(EXERCISE BRIEF):
Please tally every line in the listing below where the word "服务时间" appears, then give the number and nothing more.

Content starts

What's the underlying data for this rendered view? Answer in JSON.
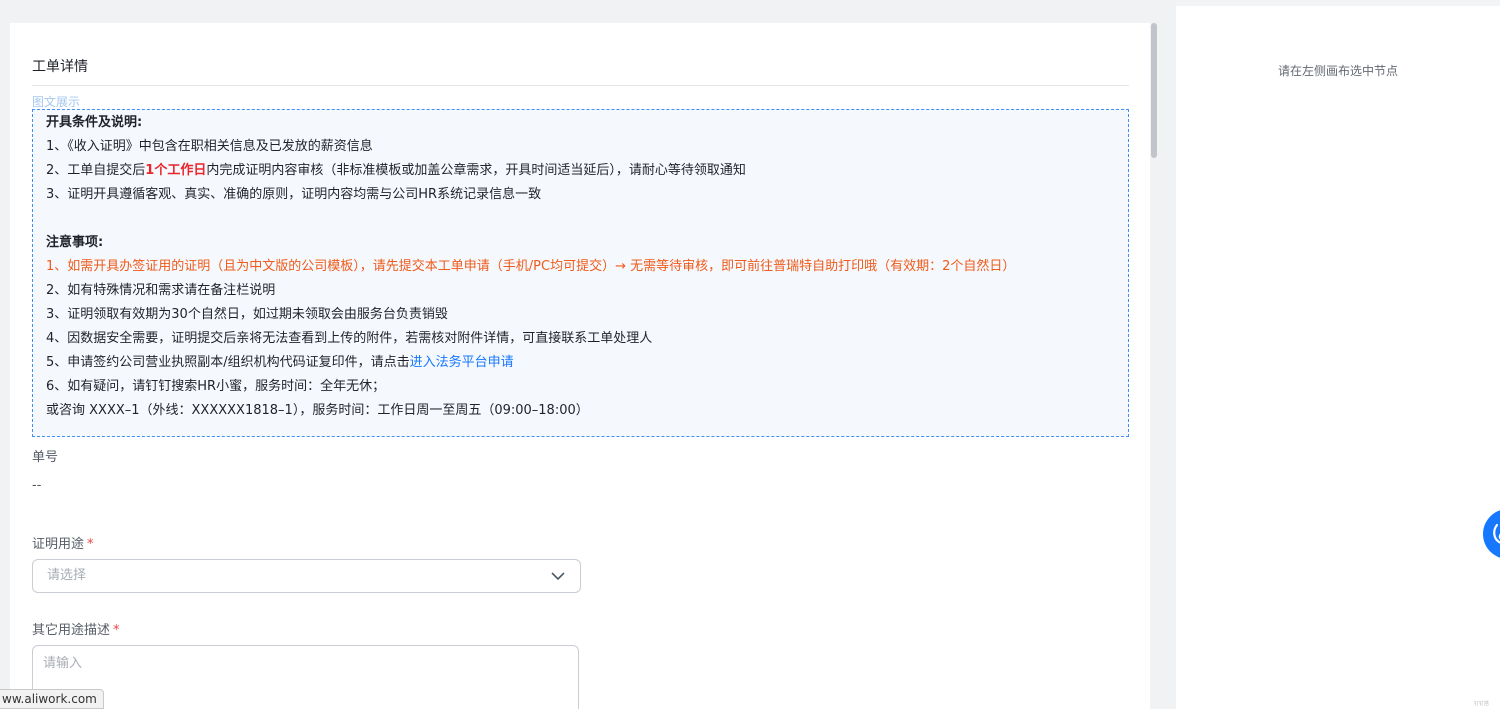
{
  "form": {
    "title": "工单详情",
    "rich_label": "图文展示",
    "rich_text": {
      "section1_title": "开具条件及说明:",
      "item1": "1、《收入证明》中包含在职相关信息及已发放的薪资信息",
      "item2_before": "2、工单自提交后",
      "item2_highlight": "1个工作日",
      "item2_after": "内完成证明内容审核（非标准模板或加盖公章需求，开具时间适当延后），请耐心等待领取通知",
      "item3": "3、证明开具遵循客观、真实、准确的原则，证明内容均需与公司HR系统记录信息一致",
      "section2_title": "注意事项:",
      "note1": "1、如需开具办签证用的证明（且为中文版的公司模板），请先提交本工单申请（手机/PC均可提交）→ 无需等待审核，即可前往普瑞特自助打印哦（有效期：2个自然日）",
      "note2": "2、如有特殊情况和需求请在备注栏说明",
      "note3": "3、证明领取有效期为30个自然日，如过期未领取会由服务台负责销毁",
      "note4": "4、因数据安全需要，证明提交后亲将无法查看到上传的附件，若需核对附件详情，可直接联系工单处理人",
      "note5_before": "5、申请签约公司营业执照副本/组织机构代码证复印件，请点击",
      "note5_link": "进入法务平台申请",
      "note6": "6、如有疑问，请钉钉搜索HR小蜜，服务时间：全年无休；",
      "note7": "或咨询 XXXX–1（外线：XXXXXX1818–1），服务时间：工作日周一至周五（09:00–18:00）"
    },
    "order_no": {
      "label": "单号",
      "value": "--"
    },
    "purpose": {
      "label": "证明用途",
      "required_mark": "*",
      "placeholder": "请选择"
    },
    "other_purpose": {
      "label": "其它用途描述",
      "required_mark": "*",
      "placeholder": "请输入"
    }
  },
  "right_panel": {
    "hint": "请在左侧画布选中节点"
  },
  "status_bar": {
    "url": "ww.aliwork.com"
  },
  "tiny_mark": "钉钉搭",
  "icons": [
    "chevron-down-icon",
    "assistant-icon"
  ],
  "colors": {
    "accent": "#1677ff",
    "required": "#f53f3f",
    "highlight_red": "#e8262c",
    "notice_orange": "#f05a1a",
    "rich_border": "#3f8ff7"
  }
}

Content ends

(RESULT OF THIS EXERCISE):
2